There is also a legal precedent for those in the US to ensure pay equally.
Edie Goldberg, president of E. L. Goldberg & Associates explains: “Thanks to the Lilly Ledbetter Fair Pay Act of 2009 individuals who face pay discrimination can sue their employer for pay discrimination under this federal anti-discrimination law. “
Nonetheless, the law may not always help businesses: “Should companies make pay fully transparent to demonstrate their compliance with this law and engender them to their employees as a “good employer?” There is limited evidence that this practice will aid in attracting and retaining top performers.”
Goldberg notes: “Pay determination is a complex issue which takes into account the employee’s skills, experience, current performance, market-rate pay for a position, internal equity, and other factors such as retention risk and potential to advance in the organization.
“Making pay fully transparent is likely to lead to more problems of perceived fairness than it solves. “
Evidently, the issue of pay transparency is complex. But the fact that the average woman earns less than the average man will lead to questions of bias within organizations.
Equal Pay Day
Boughey discusses the importance of Equal Pay Day: “Equal Pay Day marks the day in the year where women effectively, on average, stop earning relative to men because of the gender pay gap.
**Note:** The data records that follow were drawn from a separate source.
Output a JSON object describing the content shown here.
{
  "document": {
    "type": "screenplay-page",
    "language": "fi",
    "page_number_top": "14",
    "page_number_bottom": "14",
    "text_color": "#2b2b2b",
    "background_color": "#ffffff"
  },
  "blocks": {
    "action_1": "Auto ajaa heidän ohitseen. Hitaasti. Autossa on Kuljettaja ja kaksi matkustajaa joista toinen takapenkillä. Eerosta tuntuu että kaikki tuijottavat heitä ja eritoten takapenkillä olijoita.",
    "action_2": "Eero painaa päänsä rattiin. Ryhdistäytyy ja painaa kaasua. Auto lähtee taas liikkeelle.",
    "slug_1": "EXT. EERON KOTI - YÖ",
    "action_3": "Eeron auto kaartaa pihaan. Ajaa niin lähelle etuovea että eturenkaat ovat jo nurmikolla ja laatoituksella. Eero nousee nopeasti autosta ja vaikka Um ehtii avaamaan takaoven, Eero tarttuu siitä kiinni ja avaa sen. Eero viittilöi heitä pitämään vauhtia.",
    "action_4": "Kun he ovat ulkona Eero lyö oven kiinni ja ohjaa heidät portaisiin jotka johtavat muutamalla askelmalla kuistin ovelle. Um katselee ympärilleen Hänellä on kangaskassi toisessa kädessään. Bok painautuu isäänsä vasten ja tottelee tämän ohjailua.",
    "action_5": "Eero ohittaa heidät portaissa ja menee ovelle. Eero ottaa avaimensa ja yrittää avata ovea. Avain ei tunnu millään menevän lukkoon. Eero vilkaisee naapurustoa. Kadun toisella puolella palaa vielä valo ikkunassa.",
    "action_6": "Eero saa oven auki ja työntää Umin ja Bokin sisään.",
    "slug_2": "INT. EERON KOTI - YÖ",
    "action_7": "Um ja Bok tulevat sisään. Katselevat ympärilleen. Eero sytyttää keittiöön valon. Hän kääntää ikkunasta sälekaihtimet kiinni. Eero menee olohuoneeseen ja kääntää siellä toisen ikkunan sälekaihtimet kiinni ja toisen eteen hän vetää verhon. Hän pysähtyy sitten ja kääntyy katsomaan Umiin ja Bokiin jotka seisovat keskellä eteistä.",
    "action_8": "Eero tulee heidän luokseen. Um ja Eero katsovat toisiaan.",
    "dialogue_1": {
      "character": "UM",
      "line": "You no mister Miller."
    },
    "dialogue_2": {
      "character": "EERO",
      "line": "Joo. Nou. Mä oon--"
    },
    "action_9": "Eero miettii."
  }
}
“The Gender Pay Gap is not a myth – it’s real! It’s a global problem with over 145 countries having documented a gender pay gap. Equal pay for women can help end poverty.”
In terms of addressing the problem that the day symbolizes, Boughey notes: “Employers need to own their pay data, even if it’s an uncomfortable truth.
“They need to acknowledge that pay gaps exist and set out their commitment to closing any gaps as well as publish action plans against which they can be held to account.
“Organizations need to recognize that equality of pay is not only a legal requirement, but an important step towards a fairer society.”
Drilling down on this point, Roberts claims that companies need to “have some good, basic reward processes that are rigorously applied and understood.” Roberts says that this is “the absolute minimum” and “undertaking an equal pay audit is another important step.”
Roberts adds: “We’ve seen some recent court cases that could have been avoided, with the associated reputational damage, had these been conducted.
“An equal pay audit is specialist work, and should be carried out independently to have credibility, so getting a good partner to really understand the business is critical. And communicate your findings with an action plan of how to address these, and regularly review progress.
“Transparency and fairness in all pay-related dealings can make all the difference in engaging your workforce and really making them feel valued.”
Equal Pay Day is an important day, and it is time that businesses acted on their inequalities. However, could full transparency be a dangerous move in a time when businesses are concerned about staff retention?